- [What you need to do]: For the data below, please report each line where the word "支持美的" is found.
***
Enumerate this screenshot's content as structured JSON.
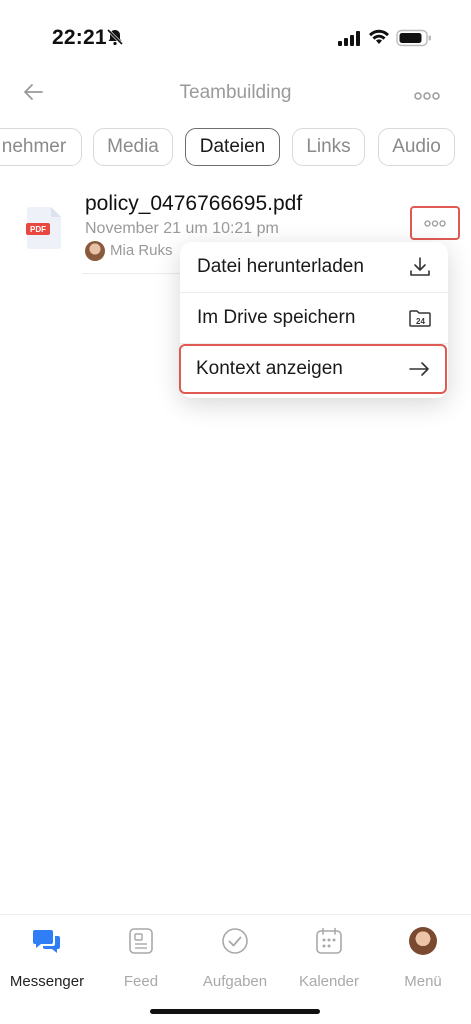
{
  "status": {
    "time": "22:21"
  },
  "header": {
    "title": "Teambuilding"
  },
  "tabs": [
    {
      "label": "nehmer"
    },
    {
      "label": "Media"
    },
    {
      "label": "Dateien"
    },
    {
      "label": "Links"
    },
    {
      "label": "Audio"
    }
  ],
  "file": {
    "name": "policy_0476766695.pdf",
    "date": "November 21 um 10:21 pm",
    "author": "Mia Ruks",
    "badge": "PDF"
  },
  "menu": {
    "items": [
      {
        "label": "Datei herunterladen",
        "icon": "download-icon"
      },
      {
        "label": "Im Drive speichern",
        "icon": "drive-folder-icon"
      },
      {
        "label": "Kontext anzeigen",
        "icon": "arrow-right-icon"
      }
    ],
    "drive_badge": "24"
  },
  "nav": {
    "items": [
      {
        "label": "Messenger",
        "icon": "chat-bubbles-icon"
      },
      {
        "label": "Feed",
        "icon": "feed-icon"
      },
      {
        "label": "Aufgaben",
        "icon": "check-circle-icon"
      },
      {
        "label": "Kalender",
        "icon": "calendar-icon"
      },
      {
        "label": "Menü",
        "icon": "avatar-icon"
      }
    ]
  },
  "colors": {
    "accent": "#2f7ef5",
    "highlight": "#e05a54",
    "muted": "#9a9a9a"
  }
}
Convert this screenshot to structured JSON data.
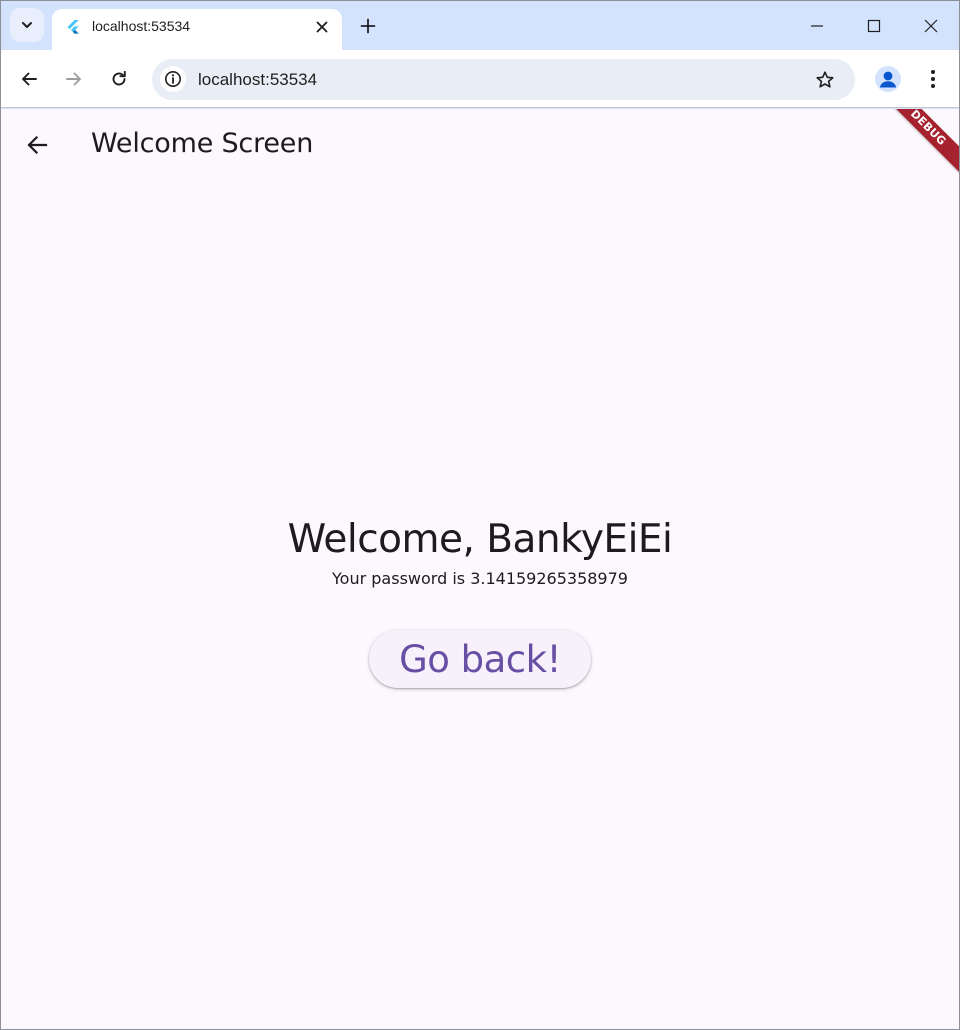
{
  "browser": {
    "tab": {
      "title": "localhost:53534",
      "favicon": "flutter-logo-icon"
    },
    "address_bar": {
      "url": "localhost:53534"
    },
    "icons": {
      "tab_search": "chevron-down-icon",
      "tab_close": "close-icon",
      "new_tab": "plus-icon",
      "minimize": "minimize-icon",
      "maximize": "maximize-icon",
      "close_window": "close-icon",
      "back": "arrow-left-icon",
      "forward": "arrow-right-icon",
      "reload": "reload-icon",
      "site_info": "info-icon",
      "bookmark": "star-icon",
      "profile": "person-icon",
      "menu": "kebab-menu-icon"
    },
    "colors": {
      "frame": "#d3e3fd",
      "omnibox": "#e9eef6",
      "profile_accent": "#0b57d0"
    }
  },
  "app": {
    "appbar": {
      "title": "Welcome Screen",
      "back_icon": "arrow-left-icon"
    },
    "debug_banner": "DEBUG",
    "welcome_heading": "Welcome, BankyEiEi",
    "password_text": "Your password is 3.14159265358979",
    "go_back_label": "Go back!",
    "colors": {
      "background": "#fdf7fe",
      "primary": "#6750a4",
      "on_surface": "#1d1b20",
      "debug_banner": "#a6222e"
    }
  }
}
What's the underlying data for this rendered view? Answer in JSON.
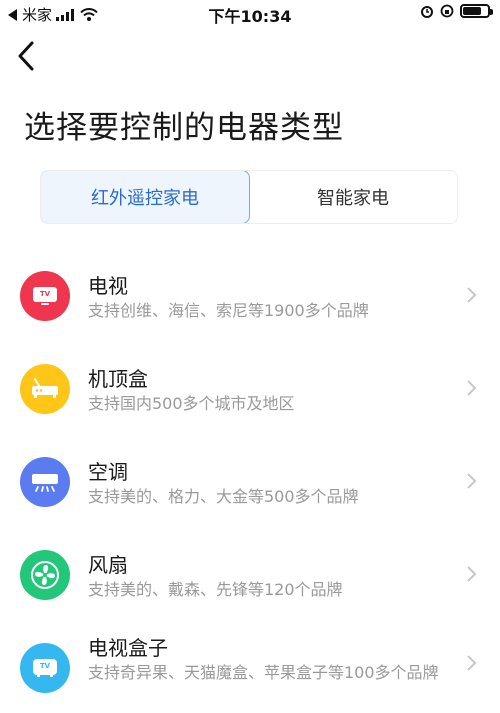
{
  "status": {
    "carrier": "米家",
    "time": "下午10:34",
    "battery_level": 0.8
  },
  "header": {
    "title": "选择要控制的电器类型"
  },
  "tabs": [
    {
      "label": "红外遥控家电",
      "active": true
    },
    {
      "label": "智能家电",
      "active": false
    }
  ],
  "devices": [
    {
      "title": "电视",
      "subtitle": "支持创维、海信、索尼等1900多个品牌",
      "icon": "tv-icon",
      "color": "#f0364f",
      "icon_text": "TV"
    },
    {
      "title": "机顶盒",
      "subtitle": "支持国内500多个城市及地区",
      "icon": "set-top-box-icon",
      "color": "#ffc517"
    },
    {
      "title": "空调",
      "subtitle": "支持美的、格力、大金等500多个品牌",
      "icon": "air-conditioner-icon",
      "color": "#5b7cf1"
    },
    {
      "title": "风扇",
      "subtitle": "支持美的、戴森、先锋等120个品牌",
      "icon": "fan-icon",
      "color": "#22c77a"
    },
    {
      "title": "电视盒子",
      "subtitle": "支持奇异果、天猫魔盒、苹果盒子等100多个品牌",
      "icon": "tv-box-icon",
      "color": "#35b8f0",
      "icon_text": "TV"
    }
  ]
}
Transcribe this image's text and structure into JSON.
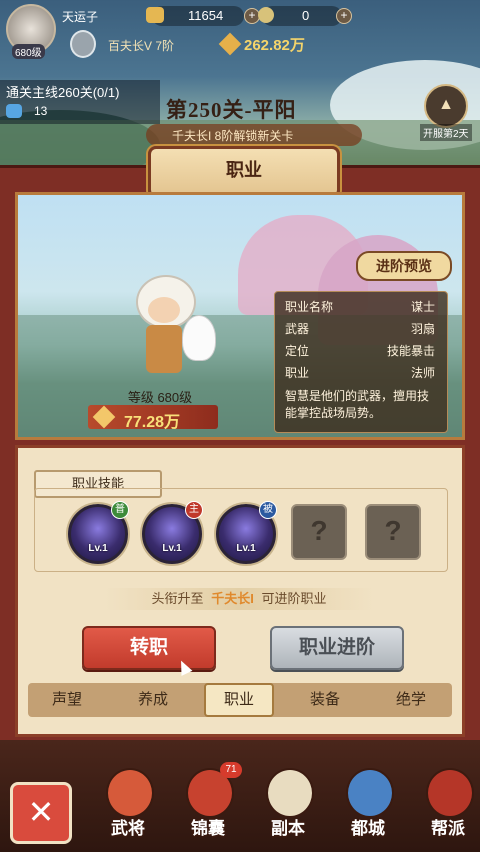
{
  "player": {
    "name": "天运子",
    "level": "680级",
    "title": "百夫长V 7阶",
    "power": "262.82万"
  },
  "currency": {
    "gold": "11654",
    "tokens": "0"
  },
  "quest": {
    "label": "通关主线260关(0/1)",
    "count": "13"
  },
  "stage": {
    "title": "第250关-平阳",
    "unlock_hint": "千夫长I 8阶解锁新关卡",
    "right_label": "开服第2天"
  },
  "panel": {
    "title": "职业",
    "preview_button": "进阶预览"
  },
  "hero": {
    "level_label": "等级 680级",
    "power": "77.28万"
  },
  "profession_info": {
    "rows": [
      {
        "key": "职业名称",
        "value": "谋士"
      },
      {
        "key": "武器",
        "value": "羽扇"
      },
      {
        "key": "定位",
        "value": "技能暴击"
      },
      {
        "key": "职业",
        "value": "法师"
      }
    ],
    "description": "智慧是他们的武器，擅用技能掌控战场局势。"
  },
  "skills": {
    "section_label": "职业技能",
    "items": [
      {
        "tag": "普",
        "level": "Lv.1",
        "tag_color": "#3d8b3a"
      },
      {
        "tag": "主",
        "level": "Lv.1",
        "tag_color": "#c0392b"
      },
      {
        "tag": "被",
        "level": "Lv.1",
        "tag_color": "#2c5aa0"
      },
      {
        "locked": "?"
      },
      {
        "locked": "?"
      }
    ]
  },
  "advance_hint": {
    "prefix": "头衔升至",
    "highlight": "千夫长I",
    "suffix": "可进阶职业"
  },
  "buttons": {
    "change": "转职",
    "advance": "职业进阶"
  },
  "tabs": [
    "声望",
    "养成",
    "职业",
    "装备",
    "绝学"
  ],
  "active_tab": "职业",
  "nav": {
    "close_icon": "close-icon",
    "items": [
      {
        "label": "武将",
        "icon": "general-icon"
      },
      {
        "label": "锦囊",
        "icon": "pouch-icon",
        "badge": "71"
      },
      {
        "label": "副本",
        "icon": "scroll-icon"
      },
      {
        "label": "都城",
        "icon": "city-icon"
      },
      {
        "label": "帮派",
        "icon": "guild-icon"
      }
    ]
  },
  "colors": {
    "accent_red": "#d8493b",
    "gold_text": "#f5d56b",
    "highlight_text": "#e0892c"
  }
}
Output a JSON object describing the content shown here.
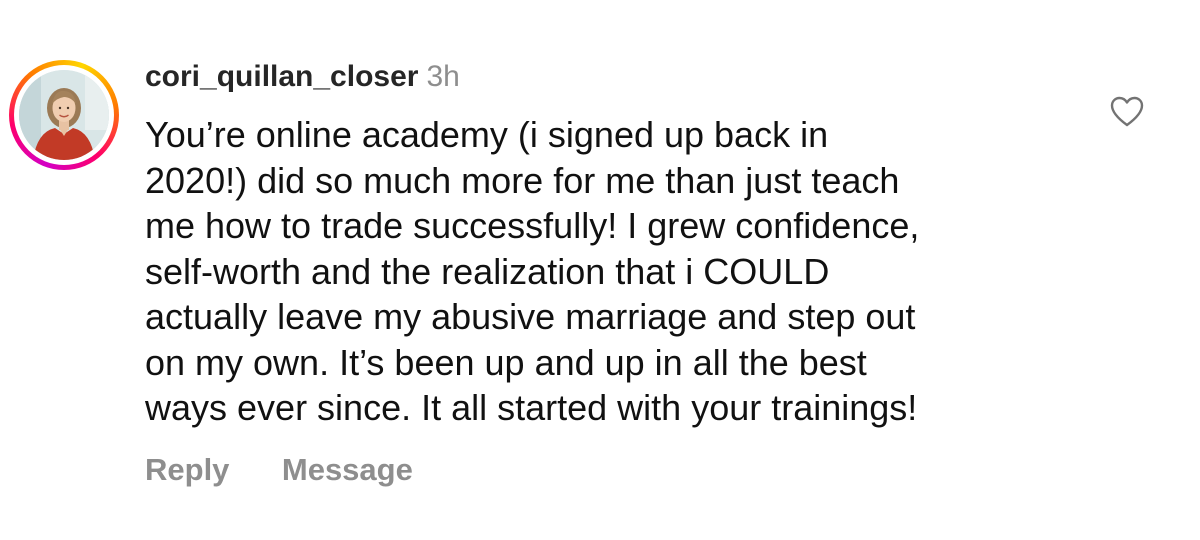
{
  "comment": {
    "username": "cori_quillan_closer",
    "time": "3h",
    "lines": [
      "You’re online academy (i signed up back in",
      "2020!) did so much more for me than just teach",
      "me how to trade successfully! I grew confidence,",
      "self-worth and the realization that i COULD",
      "actually leave my abusive marriage and step out",
      "on my own. It’s been up and up in all the best",
      "ways ever since. It all started with your trainings!"
    ],
    "actions": {
      "reply": "Reply",
      "message": "Message"
    },
    "icons": {
      "like": "heart-icon",
      "avatar": "profile-photo"
    },
    "colors": {
      "username": "#262626",
      "secondary": "#8e8e8e",
      "story_ring": [
        "#d300c5",
        "#ff0069",
        "#ff7a00",
        "#ffd600"
      ]
    }
  }
}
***
- [Result below]:
      "subtitle": "支持美的、格力、大金等500多个品牌",
      "subtitle": "支持美的、戴森、先锋等120个品牌",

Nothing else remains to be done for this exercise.